ADP is an organic compound that is essential for the transfer of energy during photosynthesis. ADP is composed of a five carbon atom compound known as ribose, one adenosine molecule and two phosphate groups. It is formed by removing one phosphate from adenosine triphosphate, ATP.
The energy needed for photosynthesis is obtained from sunlight. Plants store this energy in the form of ATP, and then use it to carry out photosynthesis. Photosynthesis takes place in two distinct stages, the light stage and dark stage.
The light stage is the light dependent stage of photosynthesis, which occurs in the thylakoid membranes of the chloroplast. During this stage, white light is absorbed by the pigments in the chloroplast to form high-energy compounds, such as ATP and Nicotinamide Adenine Dinucleotide Phosphate, NADPH. In order to produce the energy required to drive chemical reactions in photosynthesis, ATP loses one phosphate to become ADP, and the NADPH loses one electron to become NADP+.
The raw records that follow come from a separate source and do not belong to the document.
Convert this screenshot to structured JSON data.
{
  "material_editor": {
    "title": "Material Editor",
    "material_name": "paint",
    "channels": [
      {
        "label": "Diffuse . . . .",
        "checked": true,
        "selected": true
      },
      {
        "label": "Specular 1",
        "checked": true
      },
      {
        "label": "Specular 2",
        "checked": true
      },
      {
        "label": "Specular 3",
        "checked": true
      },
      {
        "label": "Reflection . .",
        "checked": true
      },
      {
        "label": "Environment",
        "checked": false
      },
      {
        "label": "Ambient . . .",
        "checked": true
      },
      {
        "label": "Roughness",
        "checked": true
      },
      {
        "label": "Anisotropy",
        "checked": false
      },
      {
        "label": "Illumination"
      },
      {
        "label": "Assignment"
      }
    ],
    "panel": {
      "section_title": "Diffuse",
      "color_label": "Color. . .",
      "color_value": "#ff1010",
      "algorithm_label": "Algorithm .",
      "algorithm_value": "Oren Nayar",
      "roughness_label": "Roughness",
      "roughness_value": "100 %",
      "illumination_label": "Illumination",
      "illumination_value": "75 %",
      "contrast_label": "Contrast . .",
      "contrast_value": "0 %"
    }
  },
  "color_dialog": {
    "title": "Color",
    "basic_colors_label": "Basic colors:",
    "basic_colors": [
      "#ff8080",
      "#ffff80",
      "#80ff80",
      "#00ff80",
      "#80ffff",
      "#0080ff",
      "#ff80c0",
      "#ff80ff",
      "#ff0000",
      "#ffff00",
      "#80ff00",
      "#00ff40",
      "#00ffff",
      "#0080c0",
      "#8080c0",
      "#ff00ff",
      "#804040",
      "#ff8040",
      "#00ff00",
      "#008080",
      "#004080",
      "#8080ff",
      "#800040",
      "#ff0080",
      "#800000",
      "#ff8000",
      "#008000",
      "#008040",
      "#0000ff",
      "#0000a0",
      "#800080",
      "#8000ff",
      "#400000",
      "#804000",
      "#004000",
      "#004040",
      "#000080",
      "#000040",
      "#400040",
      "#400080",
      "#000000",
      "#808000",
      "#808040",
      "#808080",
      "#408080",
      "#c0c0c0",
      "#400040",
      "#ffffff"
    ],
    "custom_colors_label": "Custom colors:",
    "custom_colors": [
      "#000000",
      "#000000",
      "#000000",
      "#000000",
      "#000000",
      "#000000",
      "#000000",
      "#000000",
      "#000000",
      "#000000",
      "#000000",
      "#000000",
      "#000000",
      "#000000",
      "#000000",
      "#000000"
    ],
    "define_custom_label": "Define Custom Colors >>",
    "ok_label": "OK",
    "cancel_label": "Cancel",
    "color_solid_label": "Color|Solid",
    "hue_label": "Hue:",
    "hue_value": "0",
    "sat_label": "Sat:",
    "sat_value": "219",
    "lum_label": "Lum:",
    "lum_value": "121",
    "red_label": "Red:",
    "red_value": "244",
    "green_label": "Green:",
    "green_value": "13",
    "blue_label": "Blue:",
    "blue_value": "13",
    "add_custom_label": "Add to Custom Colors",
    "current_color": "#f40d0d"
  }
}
During the dark stage, the energy-depleted compounds, ADP and NADP+ are converted back to high-energy forms, ATP and NADPH respectively. These high chemical compounds are then stored to drive other chemical reactions necessary for the synthesis of sugar and other carbon-containing compounds. ATP is also used in the oxidation of photosynthetically-produced carbohydrates in the mitochondria during cellular respiration.